- [Prompt] Only lines containing the string "Status" belong in the answer; find them in the records and copy them.

== Input data ==

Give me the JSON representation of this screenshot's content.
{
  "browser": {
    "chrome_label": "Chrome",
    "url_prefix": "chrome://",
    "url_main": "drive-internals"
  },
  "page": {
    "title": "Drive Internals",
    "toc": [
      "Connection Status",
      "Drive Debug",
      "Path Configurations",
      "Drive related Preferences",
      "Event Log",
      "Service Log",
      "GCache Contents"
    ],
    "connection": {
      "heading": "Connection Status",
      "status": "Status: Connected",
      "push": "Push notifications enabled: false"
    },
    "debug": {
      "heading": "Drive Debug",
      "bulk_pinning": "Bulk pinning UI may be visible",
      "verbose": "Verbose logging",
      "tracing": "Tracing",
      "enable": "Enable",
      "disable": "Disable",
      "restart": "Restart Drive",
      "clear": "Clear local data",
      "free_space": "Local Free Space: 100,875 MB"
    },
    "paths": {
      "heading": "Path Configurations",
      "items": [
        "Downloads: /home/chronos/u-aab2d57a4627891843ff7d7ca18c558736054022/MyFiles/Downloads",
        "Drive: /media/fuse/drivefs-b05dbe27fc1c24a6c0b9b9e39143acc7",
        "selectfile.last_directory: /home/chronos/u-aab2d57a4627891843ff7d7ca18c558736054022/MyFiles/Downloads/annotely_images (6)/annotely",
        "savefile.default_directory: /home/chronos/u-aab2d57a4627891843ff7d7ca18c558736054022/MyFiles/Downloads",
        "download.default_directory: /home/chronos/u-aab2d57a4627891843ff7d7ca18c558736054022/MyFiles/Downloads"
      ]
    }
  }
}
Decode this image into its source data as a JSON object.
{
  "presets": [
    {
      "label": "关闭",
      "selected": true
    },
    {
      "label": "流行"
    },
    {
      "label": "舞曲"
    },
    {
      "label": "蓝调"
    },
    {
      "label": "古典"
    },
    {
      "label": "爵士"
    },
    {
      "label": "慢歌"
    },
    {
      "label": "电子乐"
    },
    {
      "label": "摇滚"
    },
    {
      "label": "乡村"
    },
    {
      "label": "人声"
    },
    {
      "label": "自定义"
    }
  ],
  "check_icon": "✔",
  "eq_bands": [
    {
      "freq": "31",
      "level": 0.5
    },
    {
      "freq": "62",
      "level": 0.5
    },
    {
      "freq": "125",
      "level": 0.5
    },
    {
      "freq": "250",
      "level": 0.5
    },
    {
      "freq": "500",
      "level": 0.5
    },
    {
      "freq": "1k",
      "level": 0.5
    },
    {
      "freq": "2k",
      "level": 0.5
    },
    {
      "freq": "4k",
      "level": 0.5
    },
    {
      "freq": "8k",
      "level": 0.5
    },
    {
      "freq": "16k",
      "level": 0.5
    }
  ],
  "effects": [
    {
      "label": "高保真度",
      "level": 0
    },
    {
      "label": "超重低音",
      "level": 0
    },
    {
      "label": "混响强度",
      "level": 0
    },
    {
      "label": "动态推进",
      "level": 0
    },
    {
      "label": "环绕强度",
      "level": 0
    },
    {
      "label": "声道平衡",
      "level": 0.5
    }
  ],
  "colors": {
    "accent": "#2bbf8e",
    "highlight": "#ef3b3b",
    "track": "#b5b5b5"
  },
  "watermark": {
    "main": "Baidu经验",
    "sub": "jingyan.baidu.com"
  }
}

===

- [Expected answer]
      "Connection Status",
      "heading": "Connection Status",
      "status": "Status: Connected",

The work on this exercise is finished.